▼

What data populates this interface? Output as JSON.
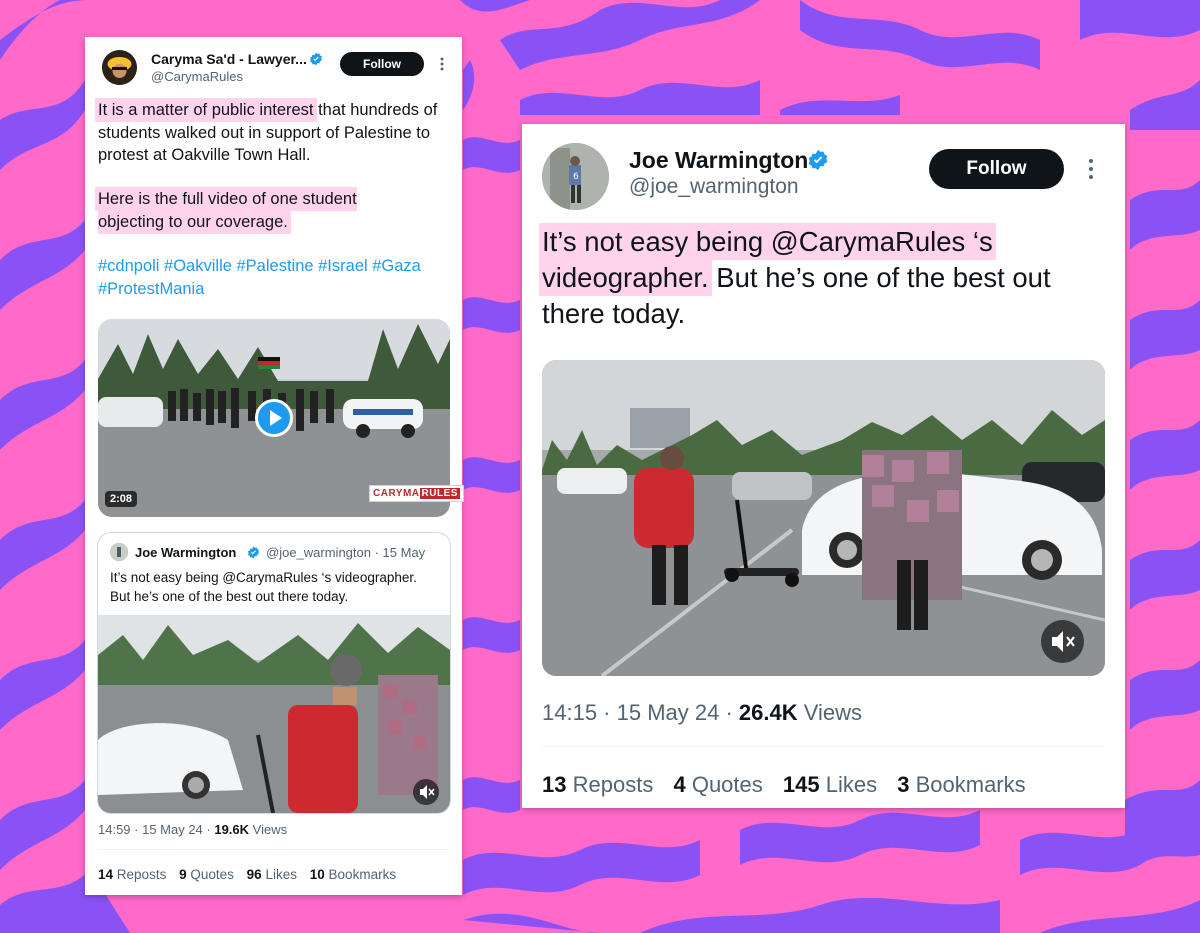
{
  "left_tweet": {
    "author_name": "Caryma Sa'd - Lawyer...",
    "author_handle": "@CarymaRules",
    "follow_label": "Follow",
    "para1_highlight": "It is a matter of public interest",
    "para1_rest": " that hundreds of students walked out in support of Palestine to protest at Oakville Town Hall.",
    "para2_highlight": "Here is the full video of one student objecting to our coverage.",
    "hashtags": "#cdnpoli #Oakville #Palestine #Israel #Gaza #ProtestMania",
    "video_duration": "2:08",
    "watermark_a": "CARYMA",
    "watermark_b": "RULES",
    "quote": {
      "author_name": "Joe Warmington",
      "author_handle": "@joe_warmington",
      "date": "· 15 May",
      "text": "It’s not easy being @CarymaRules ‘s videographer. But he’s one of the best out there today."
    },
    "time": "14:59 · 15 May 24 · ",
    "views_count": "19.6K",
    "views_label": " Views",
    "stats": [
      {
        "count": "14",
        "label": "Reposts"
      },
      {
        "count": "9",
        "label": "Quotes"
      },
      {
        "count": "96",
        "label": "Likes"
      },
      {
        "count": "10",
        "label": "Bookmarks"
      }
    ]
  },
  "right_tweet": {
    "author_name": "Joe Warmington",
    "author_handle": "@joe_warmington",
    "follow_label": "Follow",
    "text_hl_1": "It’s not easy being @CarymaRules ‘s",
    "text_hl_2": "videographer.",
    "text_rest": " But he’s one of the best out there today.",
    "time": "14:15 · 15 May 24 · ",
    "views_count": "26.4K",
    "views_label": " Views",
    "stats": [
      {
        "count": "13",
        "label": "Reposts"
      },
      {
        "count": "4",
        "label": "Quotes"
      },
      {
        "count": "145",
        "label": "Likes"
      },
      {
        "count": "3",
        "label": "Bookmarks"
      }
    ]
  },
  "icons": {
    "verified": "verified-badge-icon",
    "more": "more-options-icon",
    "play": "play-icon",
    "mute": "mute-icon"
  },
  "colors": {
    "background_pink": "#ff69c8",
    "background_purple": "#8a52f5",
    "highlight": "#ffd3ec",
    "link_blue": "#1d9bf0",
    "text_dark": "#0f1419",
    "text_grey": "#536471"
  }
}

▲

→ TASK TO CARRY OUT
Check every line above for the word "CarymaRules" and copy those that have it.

→ TASK SOLUTION
    "author_handle": "@CarymaRules",
      "text": "It’s not easy being @CarymaRules ‘s videographer. But he’s one of the best out there today."
    "text_hl_1": "It’s not easy being @CarymaRules ‘s",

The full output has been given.